Provided data
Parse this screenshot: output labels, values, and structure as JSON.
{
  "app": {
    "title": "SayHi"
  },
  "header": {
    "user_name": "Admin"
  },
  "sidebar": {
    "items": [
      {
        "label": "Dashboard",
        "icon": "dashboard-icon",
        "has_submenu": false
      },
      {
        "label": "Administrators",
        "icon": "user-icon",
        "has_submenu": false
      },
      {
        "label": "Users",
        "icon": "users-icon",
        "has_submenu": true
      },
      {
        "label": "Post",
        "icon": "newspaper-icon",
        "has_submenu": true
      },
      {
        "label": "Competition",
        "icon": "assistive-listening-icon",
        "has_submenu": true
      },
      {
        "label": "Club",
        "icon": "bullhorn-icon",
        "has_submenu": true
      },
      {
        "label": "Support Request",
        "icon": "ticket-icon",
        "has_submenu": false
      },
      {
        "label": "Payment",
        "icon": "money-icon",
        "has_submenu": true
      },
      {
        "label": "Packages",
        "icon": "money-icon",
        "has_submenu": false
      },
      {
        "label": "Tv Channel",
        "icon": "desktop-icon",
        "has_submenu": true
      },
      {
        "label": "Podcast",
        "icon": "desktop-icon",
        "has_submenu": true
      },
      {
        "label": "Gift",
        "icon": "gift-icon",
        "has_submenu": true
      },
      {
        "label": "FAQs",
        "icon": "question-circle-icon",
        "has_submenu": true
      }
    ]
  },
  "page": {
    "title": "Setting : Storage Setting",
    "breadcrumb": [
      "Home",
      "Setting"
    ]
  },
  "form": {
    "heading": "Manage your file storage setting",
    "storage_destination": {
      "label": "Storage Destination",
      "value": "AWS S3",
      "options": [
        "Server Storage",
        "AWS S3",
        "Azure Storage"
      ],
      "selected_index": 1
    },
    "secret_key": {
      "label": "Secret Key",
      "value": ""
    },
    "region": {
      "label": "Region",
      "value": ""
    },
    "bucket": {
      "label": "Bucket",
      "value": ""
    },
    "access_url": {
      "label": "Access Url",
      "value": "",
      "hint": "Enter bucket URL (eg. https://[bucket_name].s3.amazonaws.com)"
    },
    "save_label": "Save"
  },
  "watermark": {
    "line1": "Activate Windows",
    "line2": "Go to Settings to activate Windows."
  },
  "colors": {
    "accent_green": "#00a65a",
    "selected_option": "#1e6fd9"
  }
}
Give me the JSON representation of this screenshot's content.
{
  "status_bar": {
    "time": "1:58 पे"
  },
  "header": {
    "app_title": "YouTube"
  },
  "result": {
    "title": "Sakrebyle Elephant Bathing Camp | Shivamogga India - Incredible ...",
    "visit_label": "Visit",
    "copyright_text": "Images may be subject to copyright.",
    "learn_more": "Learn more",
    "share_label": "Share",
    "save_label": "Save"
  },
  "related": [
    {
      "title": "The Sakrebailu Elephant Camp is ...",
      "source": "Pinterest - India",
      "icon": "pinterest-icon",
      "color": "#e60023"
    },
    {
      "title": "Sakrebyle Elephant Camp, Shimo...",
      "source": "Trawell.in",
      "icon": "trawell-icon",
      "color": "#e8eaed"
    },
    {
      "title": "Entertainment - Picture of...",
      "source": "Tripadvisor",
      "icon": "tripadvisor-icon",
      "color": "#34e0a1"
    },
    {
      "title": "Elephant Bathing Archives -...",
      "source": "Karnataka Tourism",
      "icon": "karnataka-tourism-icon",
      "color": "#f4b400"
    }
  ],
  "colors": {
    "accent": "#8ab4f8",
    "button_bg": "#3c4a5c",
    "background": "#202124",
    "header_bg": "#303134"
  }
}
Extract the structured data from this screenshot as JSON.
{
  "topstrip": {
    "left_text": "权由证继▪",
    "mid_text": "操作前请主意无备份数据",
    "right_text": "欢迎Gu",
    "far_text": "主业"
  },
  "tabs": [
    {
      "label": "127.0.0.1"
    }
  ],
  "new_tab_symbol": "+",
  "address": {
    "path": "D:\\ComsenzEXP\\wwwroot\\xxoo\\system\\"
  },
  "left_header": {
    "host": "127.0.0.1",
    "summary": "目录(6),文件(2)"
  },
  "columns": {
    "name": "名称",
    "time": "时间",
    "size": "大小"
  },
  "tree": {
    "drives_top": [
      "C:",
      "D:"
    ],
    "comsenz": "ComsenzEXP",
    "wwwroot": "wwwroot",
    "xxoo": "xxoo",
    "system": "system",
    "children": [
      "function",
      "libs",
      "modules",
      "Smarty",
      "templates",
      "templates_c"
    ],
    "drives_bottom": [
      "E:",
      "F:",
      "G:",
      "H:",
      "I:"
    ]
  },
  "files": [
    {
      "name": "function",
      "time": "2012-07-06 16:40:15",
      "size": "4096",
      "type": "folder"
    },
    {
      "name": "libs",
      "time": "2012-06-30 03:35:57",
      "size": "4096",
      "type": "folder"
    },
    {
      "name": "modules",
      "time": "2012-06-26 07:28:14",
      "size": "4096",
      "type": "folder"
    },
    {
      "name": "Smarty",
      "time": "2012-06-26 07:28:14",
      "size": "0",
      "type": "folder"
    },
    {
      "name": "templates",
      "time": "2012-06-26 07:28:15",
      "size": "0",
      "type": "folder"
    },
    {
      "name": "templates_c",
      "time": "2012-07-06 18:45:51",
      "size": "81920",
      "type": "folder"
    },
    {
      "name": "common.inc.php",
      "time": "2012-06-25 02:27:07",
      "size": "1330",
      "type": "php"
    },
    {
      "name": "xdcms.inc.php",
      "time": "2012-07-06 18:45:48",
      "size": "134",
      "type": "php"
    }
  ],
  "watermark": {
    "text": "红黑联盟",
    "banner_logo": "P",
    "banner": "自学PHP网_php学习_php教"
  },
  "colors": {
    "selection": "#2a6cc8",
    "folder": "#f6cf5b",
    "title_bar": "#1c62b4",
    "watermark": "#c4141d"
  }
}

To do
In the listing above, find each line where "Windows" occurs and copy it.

Answer section
    "line1": "Activate Windows",
    "line2": "Go to Settings to activate Windows."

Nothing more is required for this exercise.